History Labs: Conducting Source Work 
A Guided Approach to Historical Inquiry in the K-12 Classroom. In this video students engage in source work, with the teacher assisting the process.
Historical evidence can be in the form of written materials, such as newspaper articles, death certificates, love letters, and political speeches. Artistic or visual artifacts, like paintings and other works of art, photographs or political cartoons can also be historical evidence
In History Labs, students conduct source work in much the same way as historians.. Historical sources used in History Labs are not limited to “primary” sources
Philosophy of History (Stanford Encyclopedia of Philosophy) 
The concept of history plays a fundamental role in human thought. It invokes notions of human agency, change, the role of material circumstances in human affairs, and the putative meaning of historical events
It is therefore unsurprising that philosophers have sometimes turned their attention to efforts to examine history itself and the nature of historical knowledge. These reflections can be grouped together into a body of work called “philosophy of history.” This work is heterogeneous, comprising analyses and arguments of idealists, positivists, logicians, theologians, and others, and moving back and forth over the divides between European and Anglo-American philosophy, and between hermeneutics and positivism.
In fact, it is misleading to imagine that we refer to a single philosophical tradition when we invoke the phrase, “philosophy of history,” because the strands of research characterized here rarely engage in dialogue with each other. Still, we can usefully think of philosophers’ writings about history as clustering around several large questions, involving metaphysics, hermeneutics, epistemology, and ethics: (1) What does history consist of—individual actions, social structures, periods and regions, civilizations, large causal processes, divine intervention? (2) Does history as a whole have meaning, structure, or direction, beyond the individual events and actions that make it up? (3) What is involved in our knowing, representing, and explaining history? (4) To what extent do facts about human history create moral responsibilities for the present generation?
Internet Encyclopedia of Philosophy 
Philosophy of history examines the theoretical foundations of the practice, application, and social consequences of history and historiography. It is similar to other area studies – such as philosophy of science or philosophy of religion – in two respects
Second, as is the case with the other area-studies, philosophy of history investigates problems that are unique to its subject matter. History examines not what things are so much as how they came to be

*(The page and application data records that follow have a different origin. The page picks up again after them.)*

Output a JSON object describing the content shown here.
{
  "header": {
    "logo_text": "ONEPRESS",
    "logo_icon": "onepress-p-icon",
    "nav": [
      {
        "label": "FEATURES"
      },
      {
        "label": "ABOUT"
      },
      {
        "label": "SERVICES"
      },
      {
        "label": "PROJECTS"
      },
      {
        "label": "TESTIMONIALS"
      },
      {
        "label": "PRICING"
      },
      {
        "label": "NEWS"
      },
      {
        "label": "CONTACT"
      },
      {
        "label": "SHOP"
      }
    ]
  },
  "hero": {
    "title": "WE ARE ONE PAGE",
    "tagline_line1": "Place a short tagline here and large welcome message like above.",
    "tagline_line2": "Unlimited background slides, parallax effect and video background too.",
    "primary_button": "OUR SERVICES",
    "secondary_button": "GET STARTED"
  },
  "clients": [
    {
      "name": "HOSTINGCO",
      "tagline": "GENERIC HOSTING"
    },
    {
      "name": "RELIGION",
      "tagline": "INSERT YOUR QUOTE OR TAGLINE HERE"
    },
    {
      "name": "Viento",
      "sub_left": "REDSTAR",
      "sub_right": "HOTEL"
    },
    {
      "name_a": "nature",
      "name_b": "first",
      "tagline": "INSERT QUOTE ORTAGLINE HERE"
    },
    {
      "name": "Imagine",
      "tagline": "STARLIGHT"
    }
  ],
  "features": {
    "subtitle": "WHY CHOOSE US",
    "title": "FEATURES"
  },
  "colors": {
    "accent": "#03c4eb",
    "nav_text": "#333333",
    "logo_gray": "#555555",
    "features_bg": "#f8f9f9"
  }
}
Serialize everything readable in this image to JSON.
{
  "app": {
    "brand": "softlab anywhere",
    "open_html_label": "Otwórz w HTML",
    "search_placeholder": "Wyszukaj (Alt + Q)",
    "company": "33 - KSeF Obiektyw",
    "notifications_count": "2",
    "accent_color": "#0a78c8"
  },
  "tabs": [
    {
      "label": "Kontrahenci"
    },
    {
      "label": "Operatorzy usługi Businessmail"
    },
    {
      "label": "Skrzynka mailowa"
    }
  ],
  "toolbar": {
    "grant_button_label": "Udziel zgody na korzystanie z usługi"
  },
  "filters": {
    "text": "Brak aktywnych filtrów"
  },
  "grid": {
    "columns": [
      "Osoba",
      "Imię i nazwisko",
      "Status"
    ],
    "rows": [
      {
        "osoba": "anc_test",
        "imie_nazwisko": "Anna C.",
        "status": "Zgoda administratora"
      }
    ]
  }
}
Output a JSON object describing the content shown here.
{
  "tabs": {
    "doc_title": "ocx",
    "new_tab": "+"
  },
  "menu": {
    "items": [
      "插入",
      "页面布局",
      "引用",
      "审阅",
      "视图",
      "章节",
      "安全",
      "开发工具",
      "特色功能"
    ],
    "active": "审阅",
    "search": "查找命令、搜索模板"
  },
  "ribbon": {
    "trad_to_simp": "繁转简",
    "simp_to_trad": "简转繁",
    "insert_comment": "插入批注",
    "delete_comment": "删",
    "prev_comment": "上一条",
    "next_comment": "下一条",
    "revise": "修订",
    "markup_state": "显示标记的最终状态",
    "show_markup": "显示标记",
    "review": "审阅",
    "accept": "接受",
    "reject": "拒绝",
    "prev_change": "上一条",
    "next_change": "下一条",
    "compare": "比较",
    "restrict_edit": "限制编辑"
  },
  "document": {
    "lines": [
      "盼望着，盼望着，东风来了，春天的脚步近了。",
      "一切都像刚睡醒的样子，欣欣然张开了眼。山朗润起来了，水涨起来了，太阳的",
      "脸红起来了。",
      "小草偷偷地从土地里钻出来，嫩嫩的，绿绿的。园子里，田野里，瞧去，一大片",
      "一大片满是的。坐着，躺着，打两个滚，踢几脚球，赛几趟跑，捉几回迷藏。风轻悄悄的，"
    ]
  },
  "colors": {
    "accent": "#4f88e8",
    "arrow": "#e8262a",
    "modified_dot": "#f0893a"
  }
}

Its movers are most often people who act for a variety of inner motives rather than purely physical forces. Its objects are no longer observable directly, but must be mediated by evidence